Jil Sander: Poetry and punch, berries and brilliance
A spiritual air about the Jil Sander show on Friday night, with guests sat in semi circles in a dark cathedral-like space, only illuminated when the first models appeared.
Poetic, polished and frequently unexpected, the collection was a long way from the minimalism for which Sander is famous. But none the worse for that. Crystal rosettes; hand painted images of fruit; golden boots are not at first sight Frau Sander.
Yet, the very silhouette and line of the collection – especially its exceptional coats, were somehow very true to the aesthetic and DNA of Jil Sander, the most influential German fashion house of the past half century.
Taking their seats, the audience fell into a remarkable silence. None of the usual pre-show chatter, as Alice Coltrane’s The Wisdom Eye played in full. Before the opening chords of a mash-up of several tracks by Björk signalled the beginning of action.
Opening with motorbike jackets that defined the power-shoulders, subtly inflated volume and arty detailing of this collection. Suggesting speed, and a motorbike accelerating away, in a show where the models marched rapidly throughout.
But the heart of the matter was a regiment of coats, parkas and ankle length dresses, in everything from dense cashmere to spongy felt. Voluminous and made in ecru, white and a series of deep pastels, they all looked great. Dramatic, enveloping and somehow very new, in the latest hit collection by husband and wife team Lucie and Luke Meier.
All anchored with chunky sneakers and space-age boots in white again but also silver, gold and flesh.

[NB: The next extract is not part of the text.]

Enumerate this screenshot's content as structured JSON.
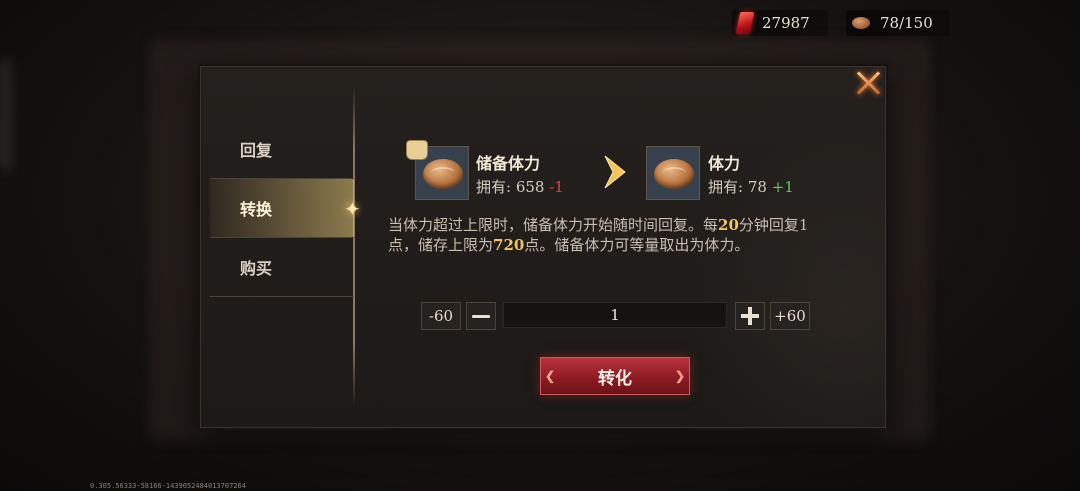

A co-ed show where half the cast wore skull caps – like intergalactic missionaries.
“It started from a conversation about when we decided to become designers in the late 90s. So, it became about mixing different references and cultures – cross pollination in a real way, but with rigor,” explained Luke in the backstage.
“We wanted a really positive feeling as that’s how we felt then. Like when we felt very positive about technology coming into our lives. Even if a little less so now,” smiled Lucie.
Eccentricity was also a key element - hand painted cherries and shells on felt totes of tunics, and bold costume jewelry. Chunky silver bracelets, necklaces, clasps and chokers that looked casually melted and linked together. All the way to the full-on embroidery of the finale, albeit used in the collection’s pure extended shapes.
“Music became a source of fusion for us. Someone like Björk understood the different kinds of culture that meet in music. And how a song can make you think of a certain person. We wanted the clothes to have the same approach,” added Luke.
Even since being given creative control of the house a half decade ago, Lucie and Luke Meier have made Jil Sander into an absolutely must-see show. This was another one.
In effect, at the halfway point of the international fashion season, this was the most original collection seen so far anywhere.